A website (or web site) is a collection of related web pages, images, videos or other digital assets that are addressed with a common domain name or IP address in an Internet Protocol-based network. A web site is hosted on at least one web server, accessible via the Internet or a private local area network.

A web page is a document, typically written in plain text interspersed with formatting instructions of Hypertext Markup Language (HTML, XHTML). A web page may incorporate elements from other web sites with suitable markup anchors.

Web pages are accessed and transported with the Hypertext Transfer Protocol (HTTP), which may optionally employ encryption (HTTP Secure, HTTPS) to provide security and privacy for the user of the web page content. The user's application, often a web browser, renders the page content according to its HTML markup instructions onto a display terminal.

All publicly accessible web sites collectively constitute the World Wide Web.

The pages of a web site can usually be accessed from a simple Uniform Resource Locator (URL) called the homepage. The URLs of the pages organize them into a hierarchy, although hyperlinking between them conveys the reader's perceived site structure and guides the reader's navigation of the site.

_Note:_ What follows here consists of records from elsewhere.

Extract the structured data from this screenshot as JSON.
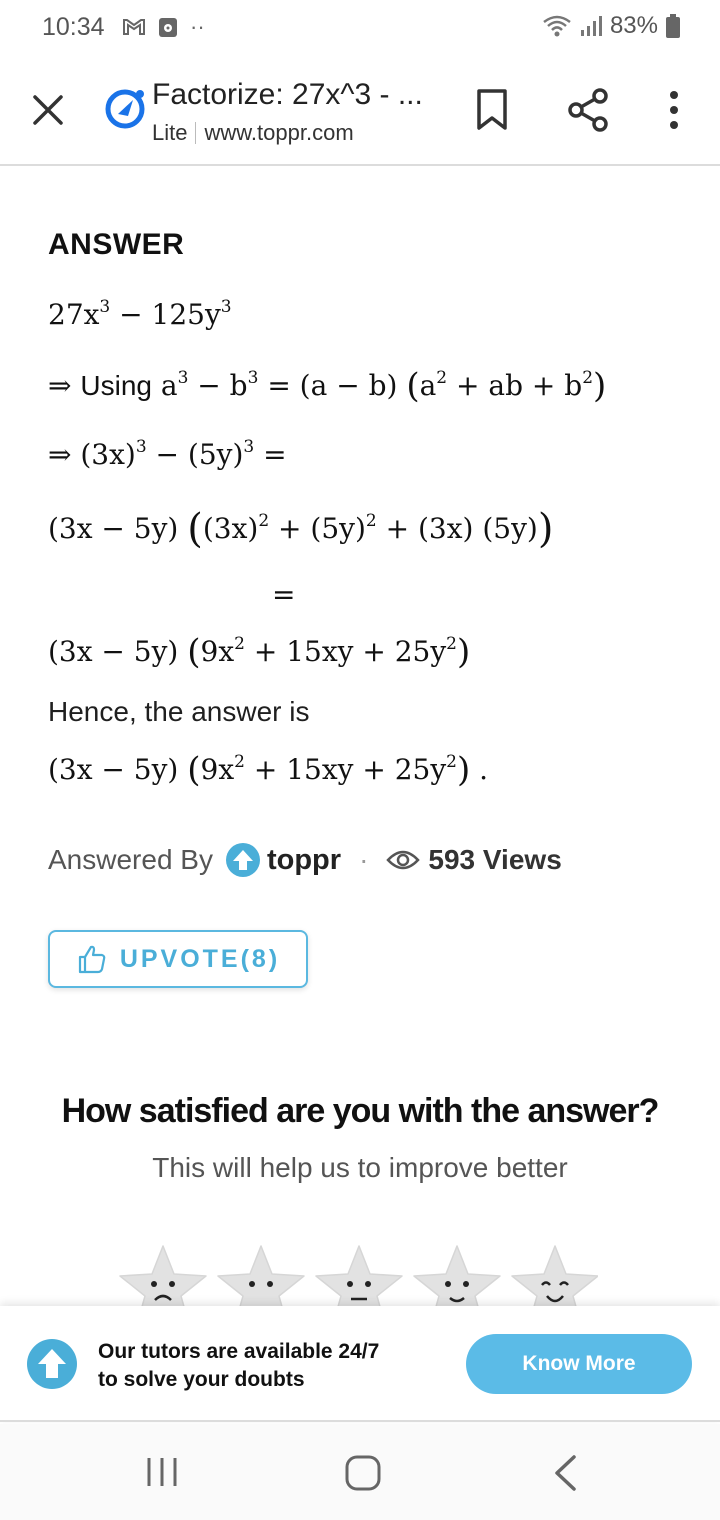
{
  "status_bar": {
    "time": "10:34",
    "battery": "83%",
    "overflow": "··"
  },
  "app_bar": {
    "title": "Factorize: 27x^3 - ...",
    "mode": "Lite",
    "url": "www.toppr.com"
  },
  "answer": {
    "heading": "ANSWER",
    "using_label": "Using",
    "hence_text": "Hence, the answer is",
    "lines": {
      "l1": {
        "a": "27x",
        "e1": "3",
        "b": " − 125y",
        "e2": "3"
      },
      "l2": {
        "a": "a",
        "e1": "3",
        "b": " − b",
        "e2": "3",
        "c": " = (a − b) ",
        "open": "(",
        "d": "a",
        "e3": "2",
        "e": " + ab + b",
        "e4": "2",
        "close": ")"
      },
      "l3": {
        "a": "⇒ ",
        "b": "(3x)",
        "e1": "3",
        "c": " − (5y)",
        "e2": "3",
        "d": " ="
      },
      "l4": {
        "a": "(3x − 5y) ",
        "open": "(",
        "b": "(3x)",
        "e1": "2",
        "c": " + (5y)",
        "e2": "2",
        "d": " + (3x) (5y)",
        "close": ")"
      },
      "l5": {
        "a": "="
      },
      "l6": {
        "a": "(3x − 5y) ",
        "open": "(",
        "b": "9x",
        "e1": "2",
        "c": " + 15xy + 25y",
        "e2": "2",
        "close": ")"
      },
      "l7": {
        "a": "(3x − 5y) ",
        "open": "(",
        "b": "9x",
        "e1": "2",
        "c": " + 15xy + 25y",
        "e2": "2",
        "close": ")",
        "end": " ."
      }
    },
    "arrow": "⇒ "
  },
  "meta": {
    "answered_by": "Answered By",
    "brand": "toppr",
    "separator": "·",
    "views": "593 Views"
  },
  "upvote": {
    "label": "UPVOTE(8)",
    "color": "#4aaed8"
  },
  "satisfaction": {
    "title": "How satisfied are you with the answer?",
    "subtitle": "This will help us to improve better",
    "ratings": [
      "very-unsatisfied-star-icon",
      "unsatisfied-star-icon",
      "neutral-star-icon",
      "satisfied-star-icon",
      "very-satisfied-star-icon"
    ]
  },
  "banner": {
    "line1": "Our tutors are available 24/7",
    "line2": "to solve your doubts",
    "button": "Know More",
    "accent": "#5bbbe7"
  }
}
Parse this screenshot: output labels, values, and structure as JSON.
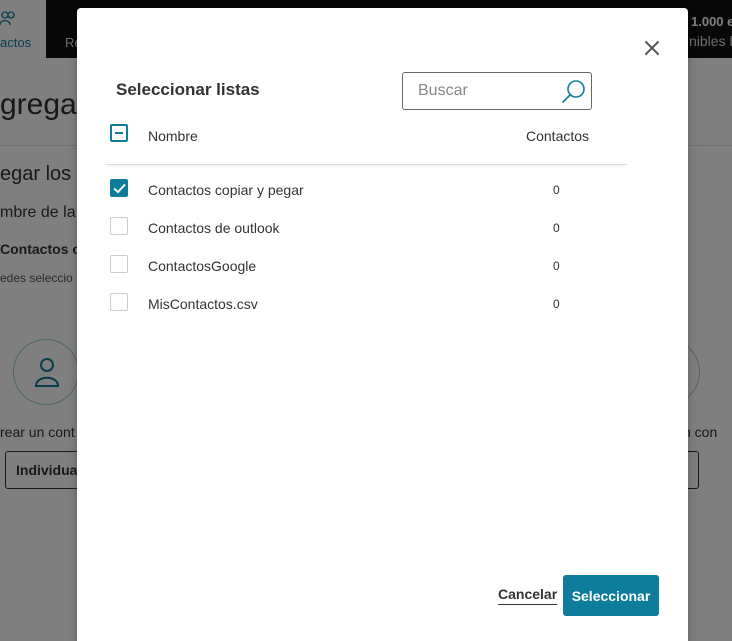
{
  "background": {
    "nav_icon": "contacts-icon",
    "nav_contacts_label": "actos",
    "nav_second_label": "Re",
    "credits_line1": "1.000 e",
    "credits_line2": "nibles h",
    "page_heading": "gregar",
    "section_heading": "egar los",
    "field_label": "mbre de la",
    "subsection_label": "Contactos c",
    "helper_text": "edes seleccio",
    "option_left_caption": "rear un cont",
    "option_right_caption": "n con",
    "individual_button_label": "Individua"
  },
  "modal": {
    "title": "Seleccionar listas",
    "search": {
      "placeholder": "Buscar",
      "value": ""
    },
    "header": {
      "name": "Nombre",
      "count": "Contactos",
      "select_all_state": "mixed"
    },
    "rows": [
      {
        "name": "Contactos copiar y pegar",
        "count": "0",
        "checked": true
      },
      {
        "name": "Contactos de outlook",
        "count": "0",
        "checked": false
      },
      {
        "name": "ContactosGoogle",
        "count": "0",
        "checked": false
      },
      {
        "name": "MisContactos.csv",
        "count": "0",
        "checked": false
      }
    ],
    "cancel_label": "Cancelar",
    "select_label": "Seleccionar"
  },
  "colors": {
    "accent": "#0e7c9b",
    "overlay": "rgba(0,0,0,0.5)",
    "topbar": "#111111"
  }
}
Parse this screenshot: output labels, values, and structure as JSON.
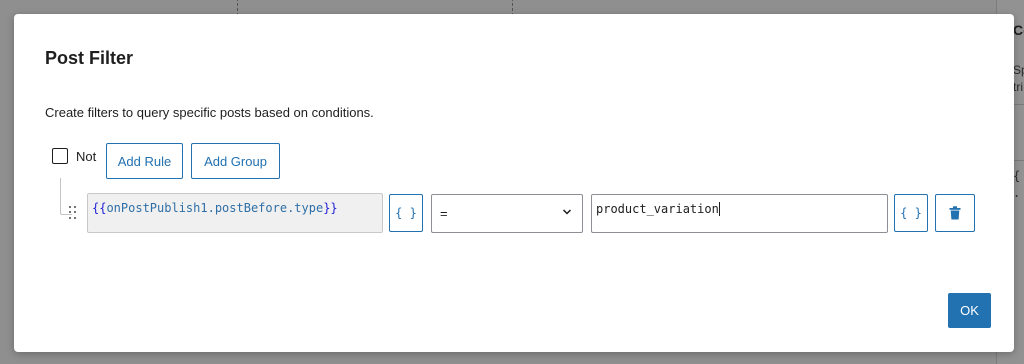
{
  "background": {
    "sidebar_title": "Co",
    "sidebar_text_1": "Sp",
    "sidebar_text_2": "tri",
    "sidebar_code_1": "{",
    "sidebar_code_2": "."
  },
  "modal": {
    "title": "Post Filter",
    "description": "Create filters to query specific posts based on conditions."
  },
  "group": {
    "not_label": "Not",
    "not_checked": false,
    "add_rule_label": "Add Rule",
    "add_group_label": "Add Group"
  },
  "rule": {
    "field_open": "{{",
    "field_value": "onPostPublish1.postBefore.type",
    "field_close": "}}",
    "vars_label": "{ }",
    "operator": "=",
    "value": "product_variation",
    "value_vars_label": "{ }"
  },
  "footer": {
    "ok_label": "OK"
  },
  "colors": {
    "accent": "#2271b1",
    "overlay": "#8c8c8c",
    "delete": "#2271b1"
  },
  "icons": [
    "checkbox",
    "drag-handle-icon",
    "chevron-down-icon",
    "trash-icon"
  ]
}
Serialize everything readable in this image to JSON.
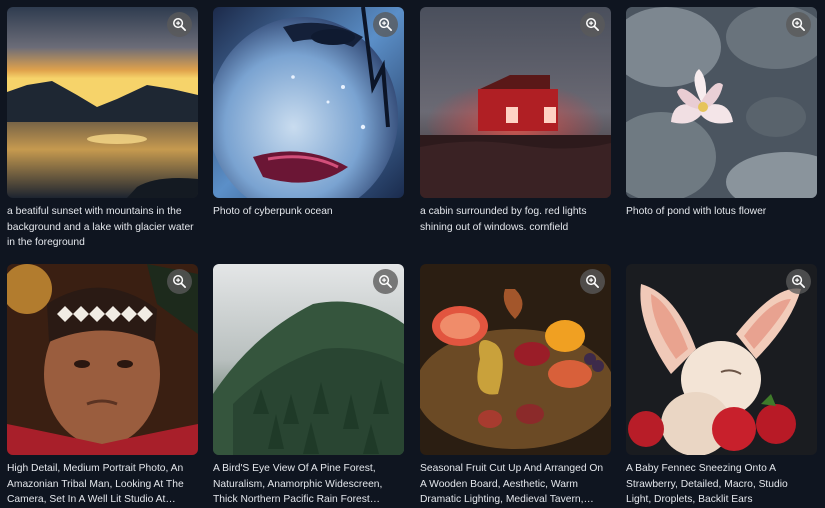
{
  "gallery": {
    "zoom_icon": "zoom-in-icon",
    "items": [
      {
        "caption": "a beatiful sunset with mountains in the background and a lake with glacier water in the foreground"
      },
      {
        "caption": "Photo of cyberpunk ocean"
      },
      {
        "caption": "a cabin surrounded by fog. red lights shining out of windows. cornfield"
      },
      {
        "caption": "Photo of pond with lotus flower"
      },
      {
        "caption": "High Detail, Medium Portrait Photo, An Amazonian Tribal Man, Looking At The Camera, Set In A Well Lit Studio At Gold…"
      },
      {
        "caption": "A Bird'S Eye View Of A Pine Forest, Naturalism, Anamorphic Widescreen, Thick Northern Pacific Rain Forest With…"
      },
      {
        "caption": "Seasonal Fruit Cut Up And Arranged On A Wooden Board, Aesthetic, Warm Dramatic Lighting, Medieval Tavern, Delicious…"
      },
      {
        "caption": "A Baby Fennec Sneezing Onto A Strawberry, Detailed, Macro, Studio Light, Droplets, Backlit Ears"
      }
    ]
  }
}
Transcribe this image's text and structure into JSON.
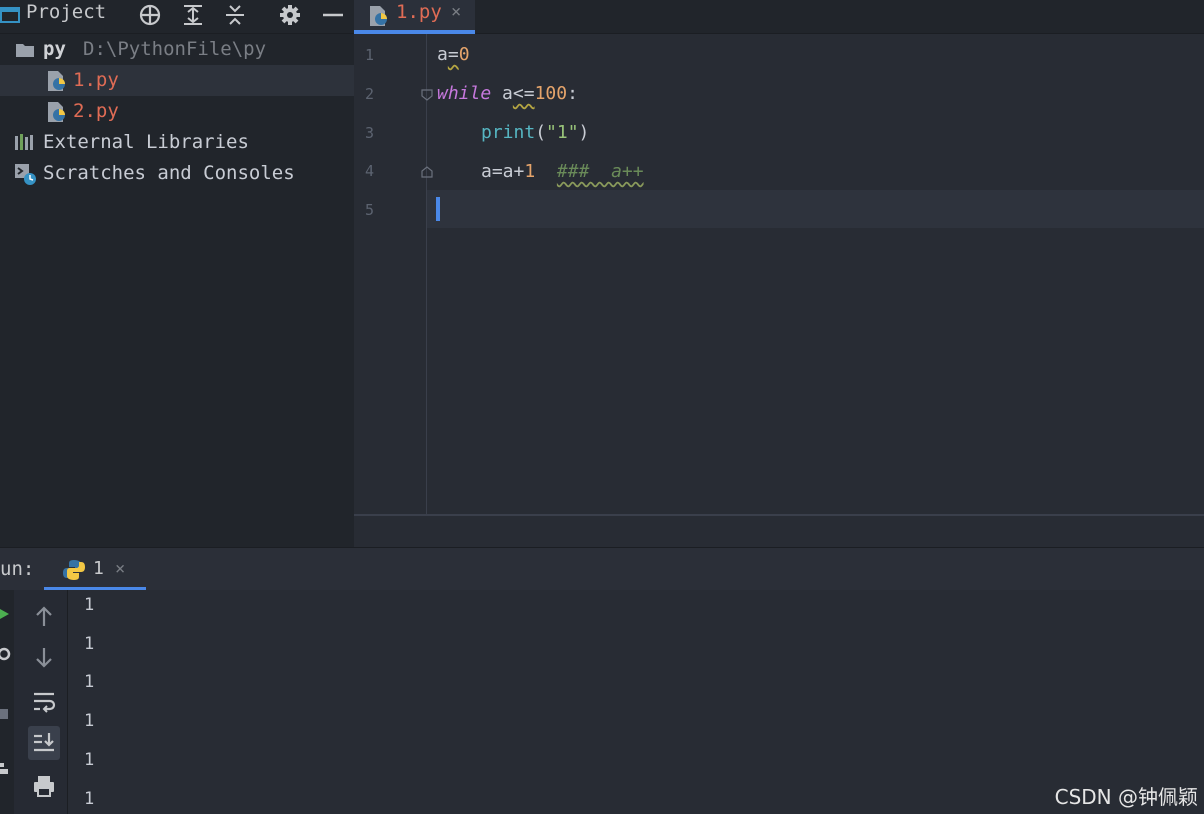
{
  "project_panel": {
    "title": "Project",
    "tree": {
      "root_name": "py",
      "root_path": "D:\\PythonFile\\py",
      "files": [
        "1.py",
        "2.py"
      ],
      "external_libraries": "External Libraries",
      "scratches": "Scratches and Consoles"
    }
  },
  "editor": {
    "active_tab": "1.py",
    "tab_close": "×",
    "line_numbers": [
      "1",
      "2",
      "3",
      "4",
      "5"
    ],
    "code": {
      "l1_var": "a",
      "l1_op": "=",
      "l1_num": "0",
      "l2_kw": "while",
      "l2_var": " a",
      "l2_op": "<=",
      "l2_num": "100",
      "l2_colon": ":",
      "l3_fn": "print",
      "l3_open": "(",
      "l3_str": "\"1\"",
      "l3_close": ")",
      "l4_expr": "a=a+",
      "l4_num": "1",
      "l4_comment": "###  a++"
    }
  },
  "run_panel": {
    "title": "un:",
    "tab_label": "1",
    "tab_close": "×",
    "output": [
      "1",
      "1",
      "1",
      "1",
      "1",
      "1"
    ]
  },
  "watermark": "CSDN @钟佩颖",
  "colors": {
    "accent": "#4a88e8",
    "keyword": "#c678dd",
    "number": "#e5a46b",
    "function": "#56b6c2",
    "string": "#98c379",
    "comment": "#6a8b59",
    "modified_file": "#e06c55"
  }
}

Some web sites require a subscription to access some or all of their content. Examples of subscription sites include many business sites, parts of many news sites, academic journal sites, gaming sites, message boards, web-based e-mail, services, social networking web sites, and sites providing real-time stock market data.

This text uses material from Wikipedia, licensed under CC BY-SA